Relationships have not been established between street sweeping and TSS. This is due to the large variability in the composition of street sweepings. For example, sweepings collected during summer may consist primarily of sediment, while sweepings collected during fall may consist largely of organic material which does not contribute to TSS. Thus, dry mass of street sweepings is not a consistently good indicator for TSS.

To determine TSS reductions associated with street sweeping, models or empirical methods may be used. Two widely used models for street sweeping are P8 and WINSLAMM. Guidance for using these models is provided at the following links.

Empirical methods are based on some characteristic of sweeping practices, such as frequency, miles swept, season, type of sweeper, or a combination of these. Several entities have developed empirical relationships for calculating credits for TSS reductions from street sweeping. The MPCA accepts the following methods. The credits can be found at the associated links.

The MPCA will accept credits developed using empirical methods if they have general application. Credits developed for a specific set of sweeping conditions at a local level may not be applicable. See this table for a list of some methods and this page for more information on other methods.

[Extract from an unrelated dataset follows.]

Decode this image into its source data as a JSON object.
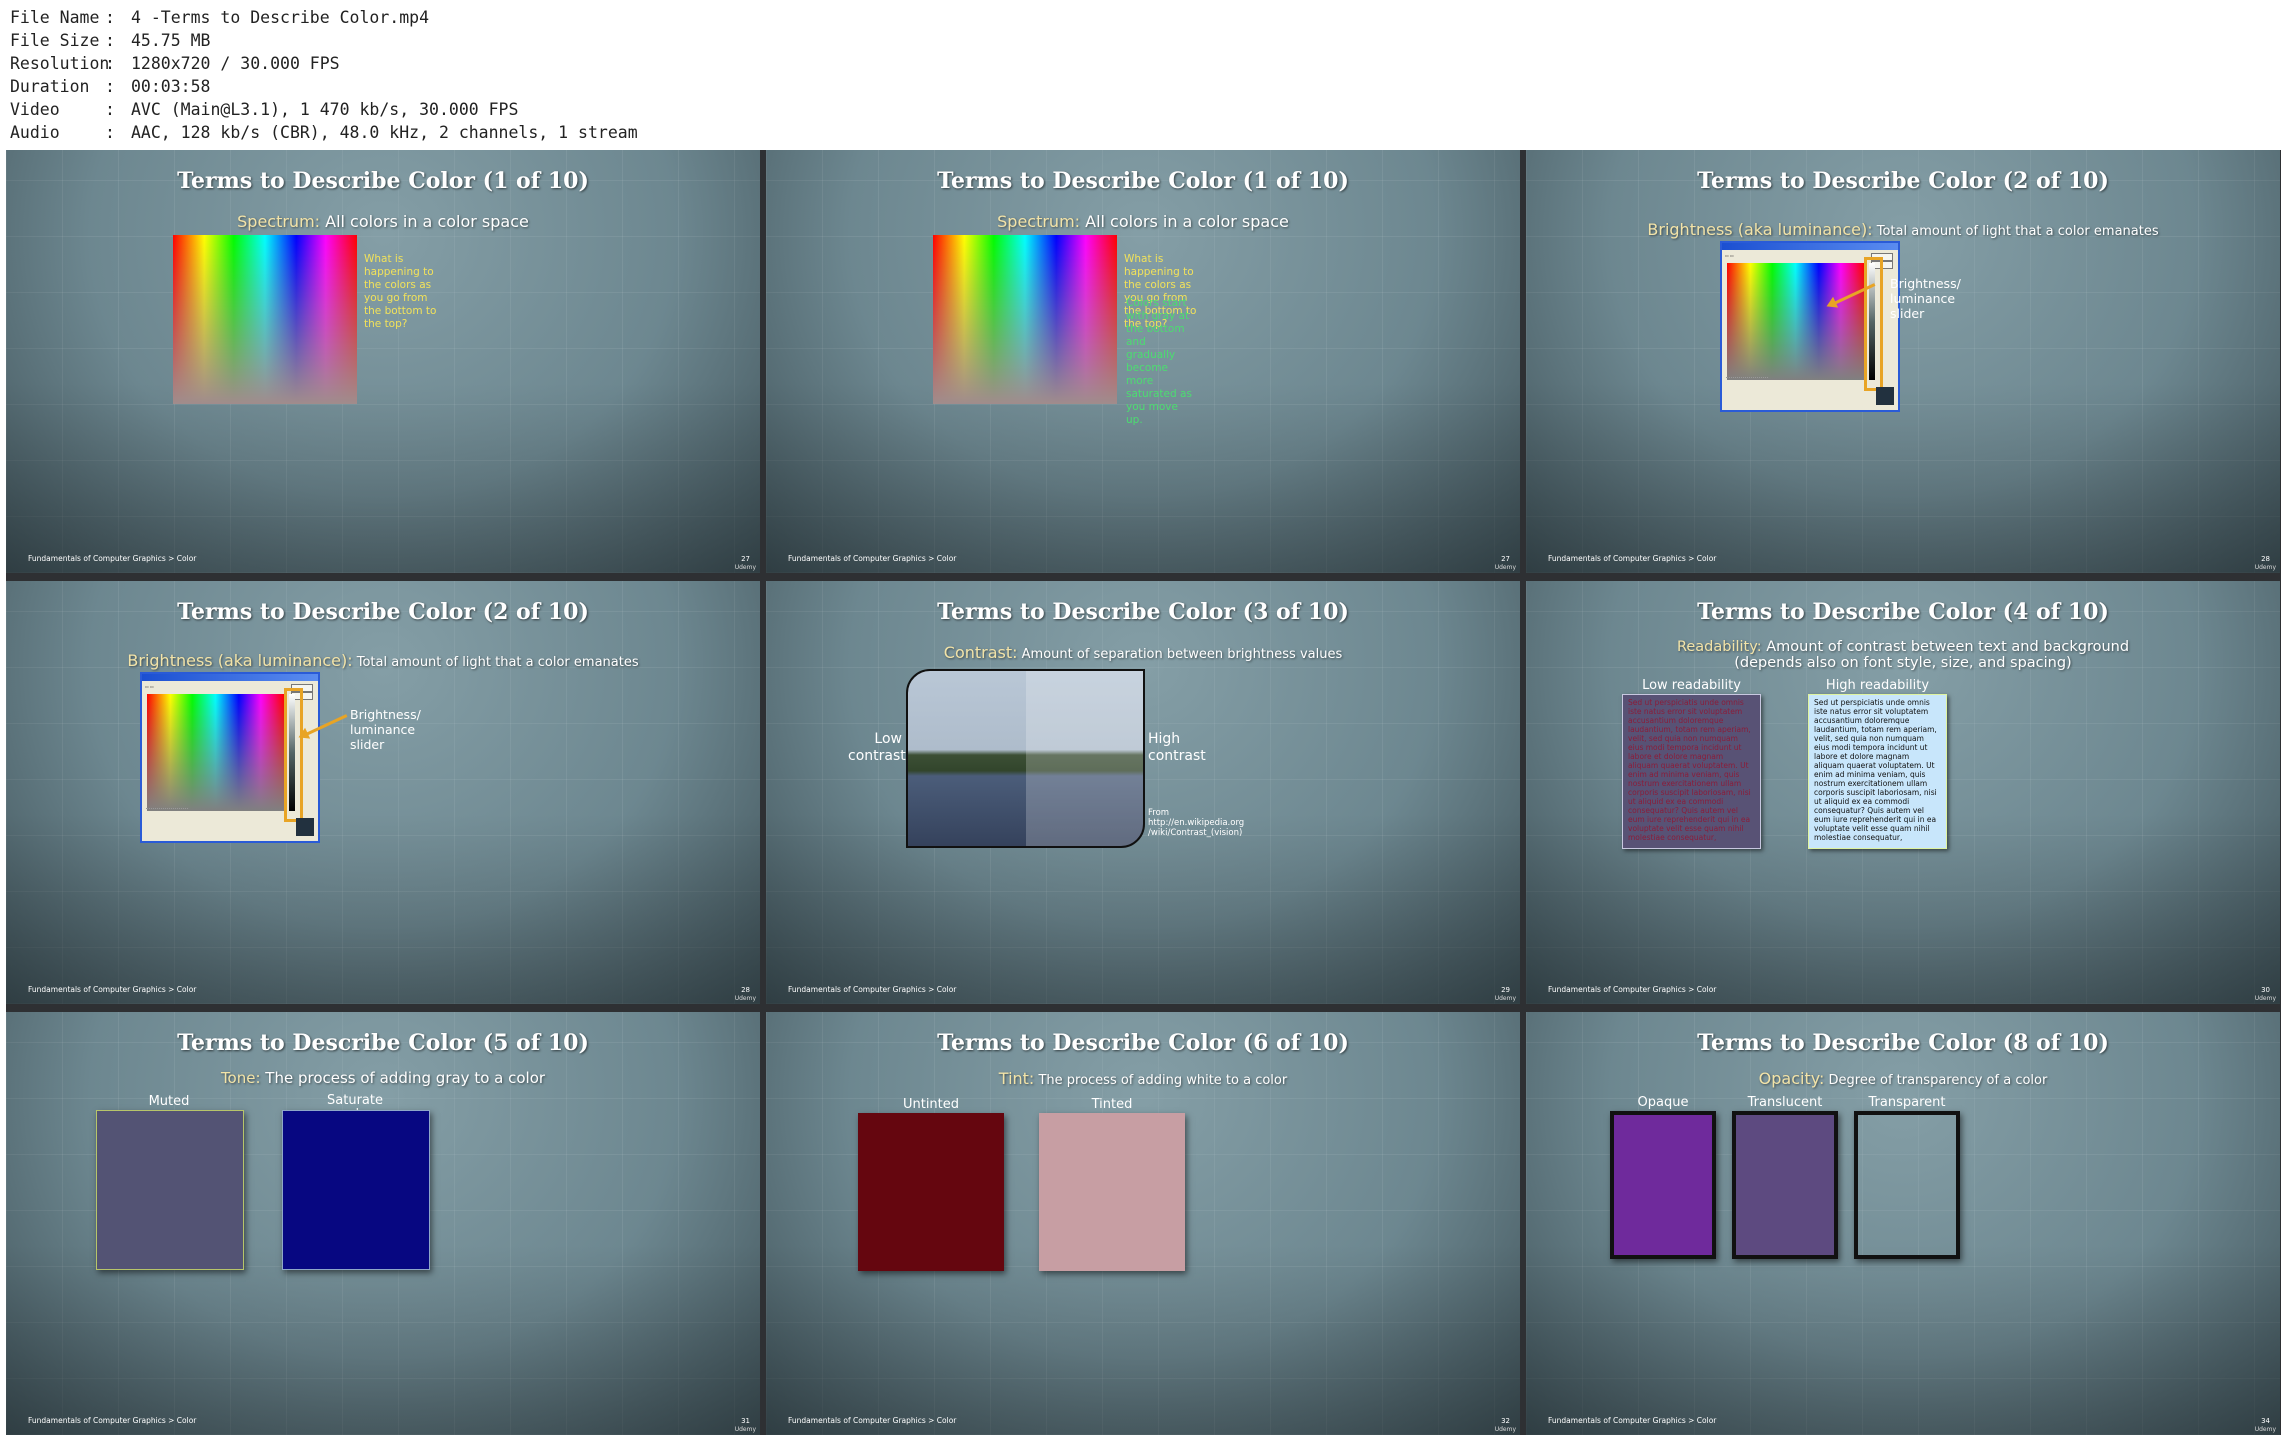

Credits may also be determined directly by measuring the mass of sediment in street sweepings. To do this, the water and organic content of sweepings must be determined. Standard operating procedures for determining phosphorus can be used. For example assume 100 pounds of sweepings were collected. Subsampling following standard procedures reveals the sweepings have a water content of 50 percent by weight, and the dry material has an organic matter content of 50 percent by weight. The solid content is thus 100 pounds X 0.50 X 0.50 = 25 pounds.

This page was last edited on 18 July 2022, at 19:16.